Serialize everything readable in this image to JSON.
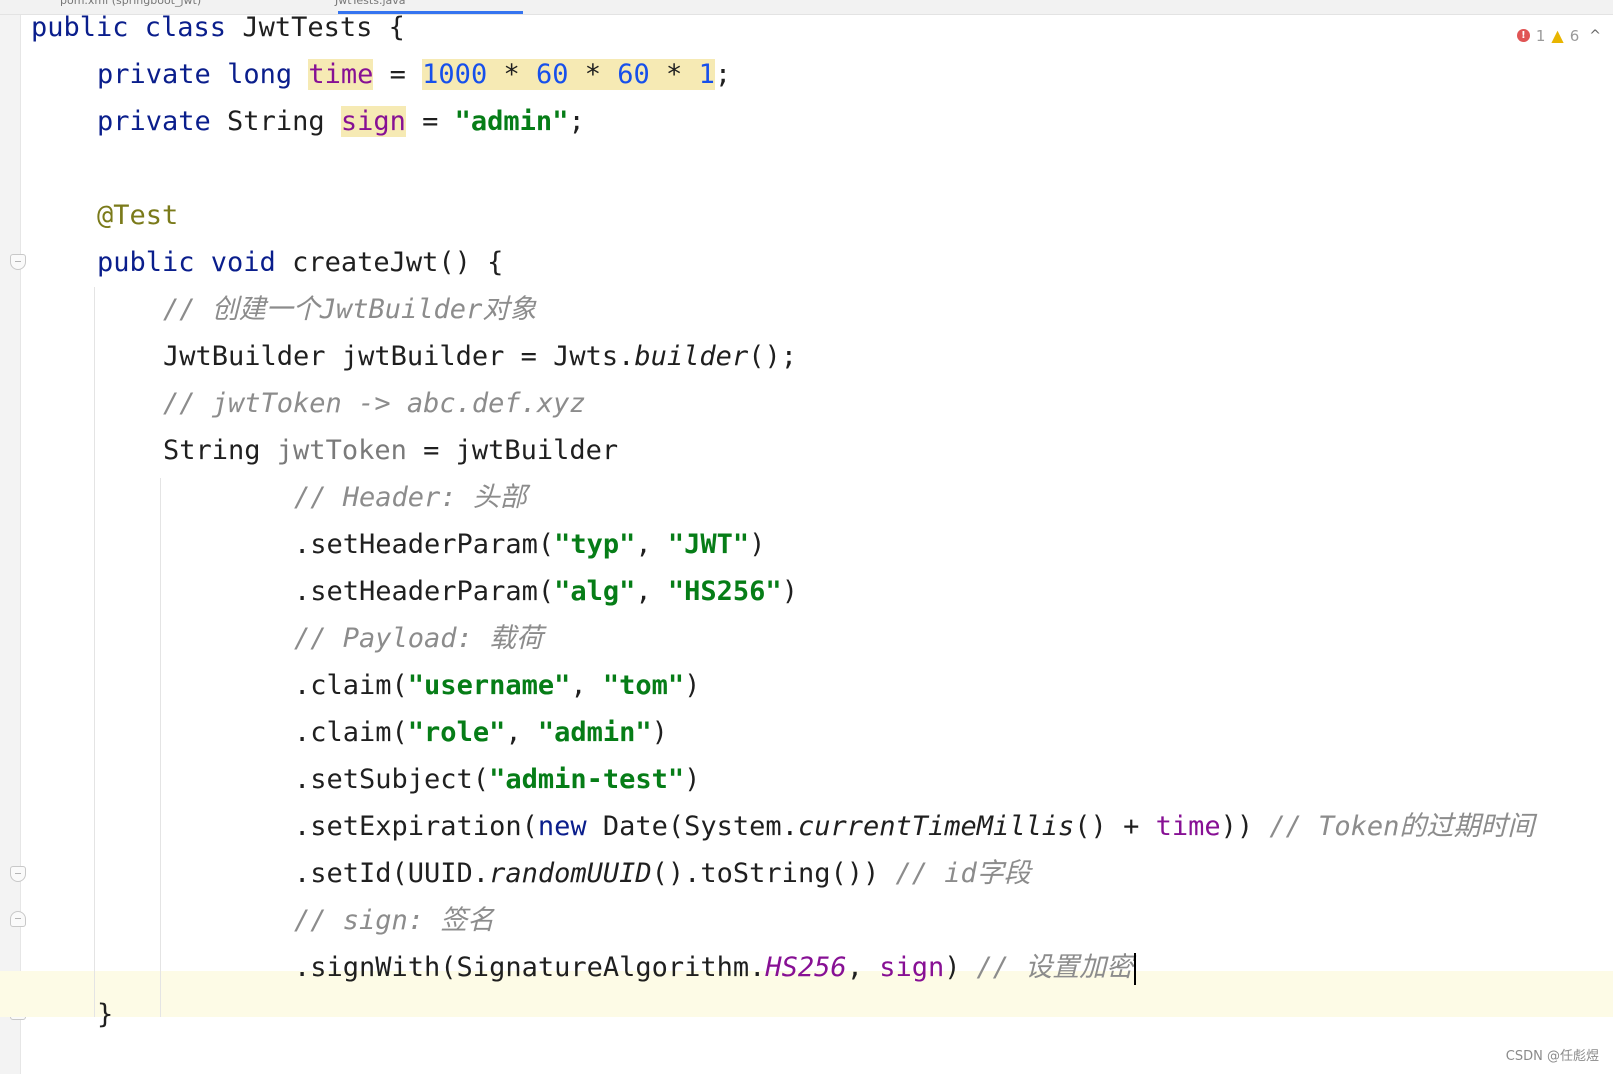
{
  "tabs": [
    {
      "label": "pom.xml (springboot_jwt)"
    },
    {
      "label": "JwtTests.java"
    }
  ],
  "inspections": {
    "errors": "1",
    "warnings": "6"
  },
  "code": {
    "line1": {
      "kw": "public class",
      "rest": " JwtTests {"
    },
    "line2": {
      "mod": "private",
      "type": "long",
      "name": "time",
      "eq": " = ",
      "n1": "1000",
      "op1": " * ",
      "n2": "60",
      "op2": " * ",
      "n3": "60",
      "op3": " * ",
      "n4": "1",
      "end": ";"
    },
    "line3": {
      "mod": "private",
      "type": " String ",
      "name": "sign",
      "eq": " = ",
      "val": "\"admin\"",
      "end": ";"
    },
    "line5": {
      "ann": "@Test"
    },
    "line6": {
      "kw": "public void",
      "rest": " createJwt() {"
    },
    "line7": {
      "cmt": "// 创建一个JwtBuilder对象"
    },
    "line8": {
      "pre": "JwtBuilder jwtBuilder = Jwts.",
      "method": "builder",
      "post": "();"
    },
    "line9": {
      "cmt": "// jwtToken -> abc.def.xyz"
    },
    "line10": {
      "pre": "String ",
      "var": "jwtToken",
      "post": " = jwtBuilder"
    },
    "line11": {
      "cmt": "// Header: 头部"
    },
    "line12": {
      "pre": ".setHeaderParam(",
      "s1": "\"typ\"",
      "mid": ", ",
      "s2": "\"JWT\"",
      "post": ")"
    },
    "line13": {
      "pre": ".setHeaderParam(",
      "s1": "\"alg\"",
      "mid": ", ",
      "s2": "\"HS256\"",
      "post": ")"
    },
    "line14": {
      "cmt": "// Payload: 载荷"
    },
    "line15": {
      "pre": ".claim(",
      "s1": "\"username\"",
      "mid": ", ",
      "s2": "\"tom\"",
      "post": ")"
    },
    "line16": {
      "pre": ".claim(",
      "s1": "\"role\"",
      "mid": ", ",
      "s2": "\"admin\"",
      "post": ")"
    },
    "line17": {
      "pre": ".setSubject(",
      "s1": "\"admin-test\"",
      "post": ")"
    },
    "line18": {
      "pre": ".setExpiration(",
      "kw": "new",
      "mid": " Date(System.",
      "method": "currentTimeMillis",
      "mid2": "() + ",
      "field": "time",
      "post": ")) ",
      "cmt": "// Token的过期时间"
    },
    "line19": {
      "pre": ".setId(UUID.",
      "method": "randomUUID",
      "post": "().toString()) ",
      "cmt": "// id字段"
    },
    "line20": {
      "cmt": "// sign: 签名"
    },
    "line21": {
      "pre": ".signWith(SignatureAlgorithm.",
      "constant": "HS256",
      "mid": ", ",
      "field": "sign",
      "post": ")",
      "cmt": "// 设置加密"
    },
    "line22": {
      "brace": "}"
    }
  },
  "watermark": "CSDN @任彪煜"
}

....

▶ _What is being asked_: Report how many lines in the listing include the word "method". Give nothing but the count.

▶ _Your solution_: 3